If you are old enough to be eligible for Medicare and leave your job because you are retiring or got laid off, you can keep your previous employer's health benefits with a COBRA extension and delay signing up for Medicare. If you do, take care.

The Consolidated Omnibus Budget Reconciliation Act (COBRA) lets people who have left jobs keep employer-provided health coverage for 18 to 36 months provided they pay up to the employer's full cost plus 2%. Keeping employer coverage with a COBRA extension may seem more attractive or at least more familiar compared to Medicare, the federal health insurance plan for people 65 and older. However, applying for Medicare as soon as you are eligible is likely to be less expensive and help you avoid potentially costly traps.

People don't normally sign up for Medicare Part B coverage while working even after turning 65 and becoming eligible for the federal health plan, explains Ash Toumayants, founder of Strong Tower Associates, a State College, Pa.-based retirement planning firm. Medicare Part A is free of charge to workers who've earned sufficient Social Security credits, while Medicare Part B requires a monthly premium, typically $183 including coinsurance.

"As long as you're working and have insurance through employee, you don't need to get on Medicare Part B," Toumayants says. "You can defer Medicare Part B." If you delay enrolling in Part B when you turn 65, however, you run the risk of permanently raising your Part B premiums. Plus you could find yourself uninsured for a while.

If you liked this article you might like

The Limits of Bankruptcy: Debts That Filing Will and Won't Erase

What You Should Know About 702 Retirement Accounts

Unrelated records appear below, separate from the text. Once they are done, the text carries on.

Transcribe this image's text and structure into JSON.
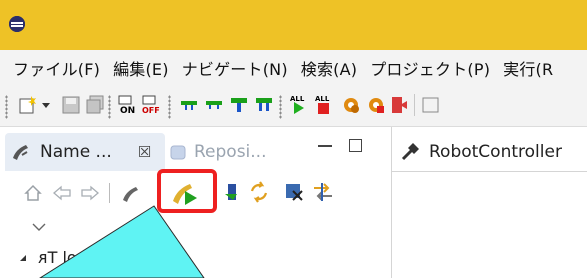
{
  "menu": {
    "items": [
      "ファイル(F)",
      "編集(E)",
      "ナビゲート(N)",
      "検索(A)",
      "プロジェクト(P)",
      "実行(R"
    ]
  },
  "left_panel": {
    "tab_active_label": "Name ...",
    "tab_active_close": "☒",
    "tab_inactive_label": "Reposi...",
    "tree_first_item": "ᴙT lo"
  },
  "right_panel": {
    "tab_label": "RobotController"
  },
  "toolbar_icons": [
    "new-icon",
    "dropdown-icon",
    "save-icon",
    "save-all-icon",
    "on-icon",
    "off-icon",
    "t-icon-1",
    "t-icon-2",
    "t-icon-3",
    "t-icon-4",
    "run-all-icon",
    "stop-all-icon",
    "gear-icon",
    "gear-lock-icon",
    "exit-icon",
    "window-icon"
  ],
  "colors": {
    "titlebar": "#eec226",
    "highlight": "#ee2020",
    "overlay": "#5ff3f3"
  }
}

Should You Even Try to Pay Off Your Student Loan?

SoFi: A Financial Services Provider That Is So Not Wall Street